Over the course of the book, using her own novels as a basis, we watch her grow into the author we know and see my imagined ideas around the inspiration for her stories and characters. For the Jane Austen fans it can be considered a treasure hunt, for those who only know her work in passing it is still a fun and surprising tale. If I did my job right, there should be something for every reader in it… Well, except horror fans, I can’t help them there.
- What sparked the idea for your book?
Jane died at 41. She was not honored as one of the great literary minds of her time. Her books were published anonymously, and her later years were spent in a small cottage in a small village with only her sister and mother for company. There was no Mr. Darcy waiting for her, for example. No legions of fans to mourn her passing (or at least know that she had died). When I learned all of this it really depressed me.
There is so much life and love in her books, why was none spared for her?
So A Jane Austen Daydream, at its heart, is my attempt to fix a wrong. Correct the fates. Give Jane an adventure and a romance she might have dreamed about. And, like I said, there is that twist in the book that always gets a reaction from the readers.
- How do you market your book?
My publisher and I coordinate our work around this.
Sometimes things fall my way and I run with them; other times my publisher will schedule something for me.
It’s a good working relationship.
I’m really lucky and I hope more find my book. I’m really proud of it.
- Do you have any advice for other authors on how to market their books?

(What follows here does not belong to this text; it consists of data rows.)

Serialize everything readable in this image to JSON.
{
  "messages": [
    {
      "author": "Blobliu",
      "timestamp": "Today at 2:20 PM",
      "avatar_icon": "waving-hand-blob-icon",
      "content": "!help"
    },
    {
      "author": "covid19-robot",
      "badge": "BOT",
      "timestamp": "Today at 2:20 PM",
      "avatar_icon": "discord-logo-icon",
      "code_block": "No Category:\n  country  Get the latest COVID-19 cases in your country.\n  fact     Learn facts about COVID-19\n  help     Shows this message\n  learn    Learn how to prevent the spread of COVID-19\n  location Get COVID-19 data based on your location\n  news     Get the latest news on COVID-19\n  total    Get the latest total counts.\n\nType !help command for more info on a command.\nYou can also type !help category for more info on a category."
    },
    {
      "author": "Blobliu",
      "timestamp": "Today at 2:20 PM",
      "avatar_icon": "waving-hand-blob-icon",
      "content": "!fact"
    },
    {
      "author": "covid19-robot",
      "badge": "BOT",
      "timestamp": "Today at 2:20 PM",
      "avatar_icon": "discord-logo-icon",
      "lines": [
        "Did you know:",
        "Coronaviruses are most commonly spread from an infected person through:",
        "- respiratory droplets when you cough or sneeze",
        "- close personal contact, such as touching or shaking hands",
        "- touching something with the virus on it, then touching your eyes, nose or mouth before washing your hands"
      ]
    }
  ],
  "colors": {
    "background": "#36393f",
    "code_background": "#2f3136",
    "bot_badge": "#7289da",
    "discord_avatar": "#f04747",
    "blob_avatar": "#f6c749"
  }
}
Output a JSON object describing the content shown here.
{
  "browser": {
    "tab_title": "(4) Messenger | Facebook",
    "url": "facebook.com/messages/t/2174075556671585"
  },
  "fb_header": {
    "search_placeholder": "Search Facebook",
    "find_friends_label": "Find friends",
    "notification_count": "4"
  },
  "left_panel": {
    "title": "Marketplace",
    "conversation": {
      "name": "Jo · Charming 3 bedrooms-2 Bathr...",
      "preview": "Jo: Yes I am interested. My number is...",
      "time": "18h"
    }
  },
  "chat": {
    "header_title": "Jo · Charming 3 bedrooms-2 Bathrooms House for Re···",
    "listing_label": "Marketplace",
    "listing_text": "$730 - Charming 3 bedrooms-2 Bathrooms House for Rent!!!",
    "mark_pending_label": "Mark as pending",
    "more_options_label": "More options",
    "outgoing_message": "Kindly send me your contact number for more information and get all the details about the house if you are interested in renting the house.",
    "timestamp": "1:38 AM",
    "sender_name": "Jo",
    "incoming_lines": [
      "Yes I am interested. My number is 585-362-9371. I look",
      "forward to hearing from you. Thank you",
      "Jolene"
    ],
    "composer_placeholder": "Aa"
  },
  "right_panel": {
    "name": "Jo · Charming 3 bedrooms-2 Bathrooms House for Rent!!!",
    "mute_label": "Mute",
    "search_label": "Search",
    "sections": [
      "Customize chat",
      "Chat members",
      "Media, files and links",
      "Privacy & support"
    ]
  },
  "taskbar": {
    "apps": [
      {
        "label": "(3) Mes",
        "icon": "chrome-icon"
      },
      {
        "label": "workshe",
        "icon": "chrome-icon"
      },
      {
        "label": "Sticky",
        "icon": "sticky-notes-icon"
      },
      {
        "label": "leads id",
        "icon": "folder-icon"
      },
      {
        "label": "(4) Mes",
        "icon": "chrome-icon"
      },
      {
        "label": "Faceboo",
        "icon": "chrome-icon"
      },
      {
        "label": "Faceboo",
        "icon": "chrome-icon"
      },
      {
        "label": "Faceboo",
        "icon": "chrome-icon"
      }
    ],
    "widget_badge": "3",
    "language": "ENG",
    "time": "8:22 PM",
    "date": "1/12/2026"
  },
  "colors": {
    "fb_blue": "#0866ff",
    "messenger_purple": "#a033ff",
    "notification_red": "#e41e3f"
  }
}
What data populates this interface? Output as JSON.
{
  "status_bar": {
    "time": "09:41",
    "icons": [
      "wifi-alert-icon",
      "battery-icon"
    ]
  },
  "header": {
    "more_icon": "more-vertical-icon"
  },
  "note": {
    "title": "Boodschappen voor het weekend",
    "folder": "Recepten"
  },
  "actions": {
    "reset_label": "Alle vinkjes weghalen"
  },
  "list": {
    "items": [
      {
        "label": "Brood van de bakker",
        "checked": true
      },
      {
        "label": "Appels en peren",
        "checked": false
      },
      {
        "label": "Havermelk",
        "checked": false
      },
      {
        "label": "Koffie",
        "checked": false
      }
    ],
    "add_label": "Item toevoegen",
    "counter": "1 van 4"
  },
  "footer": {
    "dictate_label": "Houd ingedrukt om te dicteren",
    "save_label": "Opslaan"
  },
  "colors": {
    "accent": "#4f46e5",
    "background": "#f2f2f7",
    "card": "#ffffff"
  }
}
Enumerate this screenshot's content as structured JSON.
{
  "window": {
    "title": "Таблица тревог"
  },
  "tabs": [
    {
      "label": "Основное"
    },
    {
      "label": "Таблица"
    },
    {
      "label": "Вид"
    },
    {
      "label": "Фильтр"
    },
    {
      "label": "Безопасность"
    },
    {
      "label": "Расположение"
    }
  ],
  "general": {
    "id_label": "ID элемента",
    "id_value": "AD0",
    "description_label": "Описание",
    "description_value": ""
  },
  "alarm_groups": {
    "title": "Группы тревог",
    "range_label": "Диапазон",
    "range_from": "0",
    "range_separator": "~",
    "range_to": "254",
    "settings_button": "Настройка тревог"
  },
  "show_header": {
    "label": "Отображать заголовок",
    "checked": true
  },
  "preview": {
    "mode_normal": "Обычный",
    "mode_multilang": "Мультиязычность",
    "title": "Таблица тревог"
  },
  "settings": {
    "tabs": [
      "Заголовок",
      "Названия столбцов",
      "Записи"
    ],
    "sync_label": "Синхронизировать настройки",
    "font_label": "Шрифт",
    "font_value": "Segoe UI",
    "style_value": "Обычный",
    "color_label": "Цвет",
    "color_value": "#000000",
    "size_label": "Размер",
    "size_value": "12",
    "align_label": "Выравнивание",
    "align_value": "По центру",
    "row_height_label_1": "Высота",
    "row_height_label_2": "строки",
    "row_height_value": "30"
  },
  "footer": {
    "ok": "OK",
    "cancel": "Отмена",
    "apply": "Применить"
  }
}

It is a very congested market out there, with new writers adding to the fray every day. So the trick for a writer is to make themselves stand out from the crowd. You can’t expect readers to just find you on amazon by happenstance. You have got to get out there.
What has worked for me is my blog (“The Musings & Artful Blunders of Scott D. Southard” at sdsouthard.com). More people have found my writing via my blog and the posts I put up there than anything else I have tried in the past. People get to know me, and that sometimes moves on to book sales.
- What do you do to get book reviews?
To be honest, I don’t do anything really around that. If someone asks to review my book for their site or magazine, I will give them my publisher’s e-mail. If a reader decides to review my book for their site or Amazon or Good Reads, I am always very appreciative and sometimes will share quotes on my site.
I always enjoy book reviews. I actually do the book reviews for my local NPR station, WKAR, on their radio show Current State. I appear every other week. It’s a lot of fun.
- What advice do you have for someone who would like to become a published writer?
First, don’t rush the process. Take the time to create a very solid draft. Edit until you believe it is perfect, than edit again. Only after you feel the work is perfect do you then reach out to agents and publishers. (Of course, once you line up an agent or publisher, be prepared for more editing).
Second, read a lot. Read everything (not just the genres and authors you enjoy). Never stop reading. Writing is an art form and books are like the paintings in the museum. You need to always be present in the art.
- Is there anything else you would like to add that I haven’t included?
I think you hit everything about my book and writing. 🙂
- How can readers discover more about you and your work?
The best place to start is my site at sdsouthard.com. There you can check out my posts, learn more about my books, read excerpts, interviews, reviews, etc.
My latest novel, A Jane Austen Daydream, can be found on Amazon.com here- http://amzn.com/B00CH3HQUU
Thanks a lot!
- Website: http://sdsouthard.com/
- Blog: http://sdsouthard.com/
- Facebook: https://www.facebook.com/ScottDSouthard
- Twitter: @sdsouthard
- Amazon Author Page: http://www.amazon.com/Scott-D.-Southard/e/B002EDX5VC/
- Goodreads: https://www.goodreads.com/SDSouthard
It was a great privilege for me to get to interview Scott Southard, who has inspired me in many different ways. Thank you Scott!!! Good Luck with everything!